All Hail Robert Griffin III: Why RG3 Was Right to Play Hurt for the Redskins
Al Bello/Getty Images
Everyone stop. Take a deep breath, and just stop.
Are you kidding?
Robert Griffin III (or as every football fan in America calls him, RG3), gave Washington the best chance to win that game regardless of whether he was only able to use one leg. He has a cannon for an arm as he threw for 3,200 yards, 20 touchdowns, and only five interceptions all year long for the Redskins.
Griffin, along with fellow rookie sensation running back Alfred Morris, led the Skins via a seven-game winning streak to a 10-6 record. That record was good enough for Washington's first NFC East Championship in thirteen years.
The result for his outstanding play this season? He is one of the legitimate contenders for the Rookie of the Year Award.
And in my opinion, he is the most deserving of the award.
What, exactly, did Kirk Cousins do so well this season that there were advocates for the Redskins backup QB to take RG3's spot on the field? He played well enough for the Redskins to complete a come-from-behind victory against the Ravens, and then threw for two touchdowns and one interception against a very poor Cleveland Browns team.
In other words, nothing special.
With Seattle's extremely tough and physical defense bearing down late in the game, Griffin had to be the one under center commanding his team. He is their captain, leader and star. He made the choice to give his team the best chance to win a playoff game.

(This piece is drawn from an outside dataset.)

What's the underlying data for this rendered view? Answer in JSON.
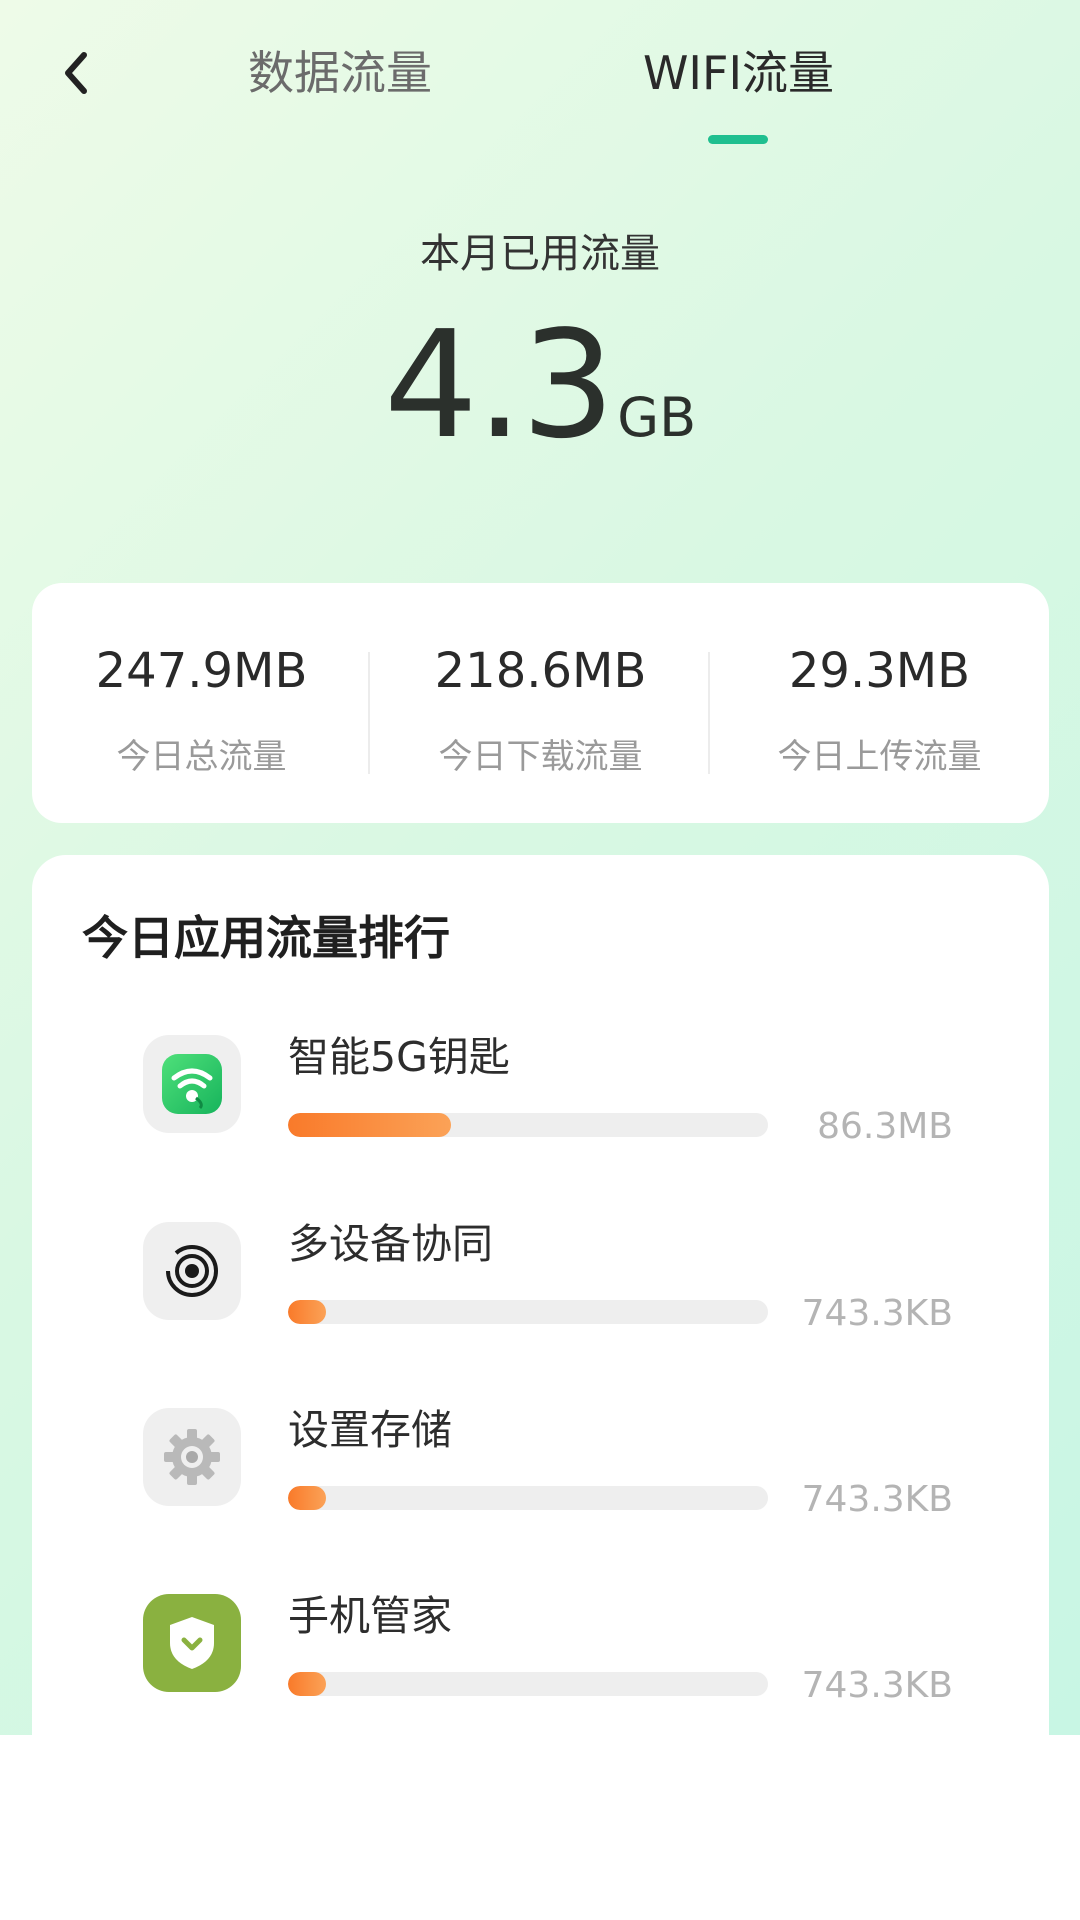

Should Washington have taken RG3 out sooner last night?
So why, exactly, is there controversy surrounding the decision Redskins Head Coach Mike Shanahan made to keep Robert Griffin III in the game? The simple answer is because the Redskins franchise quarterback was injured late in the fourth quarter.

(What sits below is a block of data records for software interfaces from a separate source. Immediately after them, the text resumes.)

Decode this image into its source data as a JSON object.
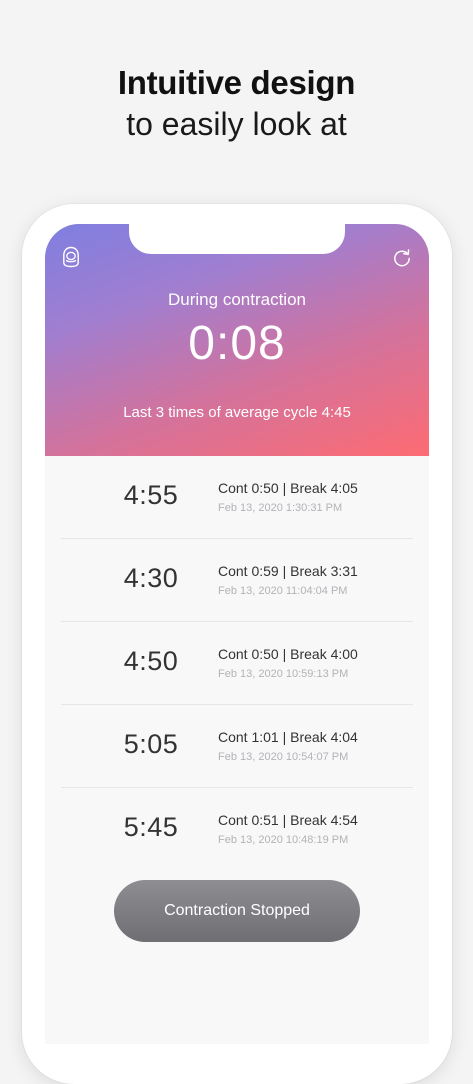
{
  "headline": {
    "line1": "Intuitive design",
    "line2": "to easily look at"
  },
  "header": {
    "status_label": "During contraction",
    "timer": "0:08",
    "average_text": "Last 3 times of average cycle 4:45",
    "left_icon": "baby-icon",
    "right_icon": "refresh-icon",
    "gradient": [
      "#7f7fe0",
      "#fd6b72"
    ]
  },
  "records": [
    {
      "cycle": "4:55",
      "detail": "Cont 0:50 | Break 4:05",
      "timestamp": "Feb 13, 2020 1:30:31 PM"
    },
    {
      "cycle": "4:30",
      "detail": "Cont 0:59 | Break 3:31",
      "timestamp": "Feb 13, 2020 11:04:04 PM"
    },
    {
      "cycle": "4:50",
      "detail": "Cont 0:50 | Break 4:00",
      "timestamp": "Feb 13, 2020 10:59:13 PM"
    },
    {
      "cycle": "5:05",
      "detail": "Cont 1:01 | Break 4:04",
      "timestamp": "Feb 13, 2020 10:54:07 PM"
    },
    {
      "cycle": "5:45",
      "detail": "Cont 0:51 | Break 4:54",
      "timestamp": "Feb 13, 2020 10:48:19 PM"
    }
  ],
  "action": {
    "label": "Contraction Stopped"
  }
}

Let me ask you a question. Would Derek Jeter, Kobe Bryant or Tom Brady come out of a playoff game when his team needed him?
Would Michael Jordan ever have come out of a playoff game?
Absolutely not. They are competitors and leaders who give (or in Jordan's case, gave) their teams the best chance to win.
So why should Griffin have been taken out? He is also a competitor, and he did what all leaders should do: fight for his team to win the game.
It is easy to criticize Griffin now because he went down and the Redskins lost the game. However, if he had led them to a victory, wouldn't he have been praised and celebrated despite playing while injured—just as he has been all season long?
For fans to criticize a player for not trying his hardest is one thing. To second-guess a player's decision to give the absolute most he has is completely insane, unfair and just wrong.
After leading Washington to their best season in over a decade, Robert Griffin III and Mike Shanahan do not deserve that sort of criticism.
What is the duplicate article?
Why is this article offensive?
Where is this article plagiarized from?
Why is this article poorly edited?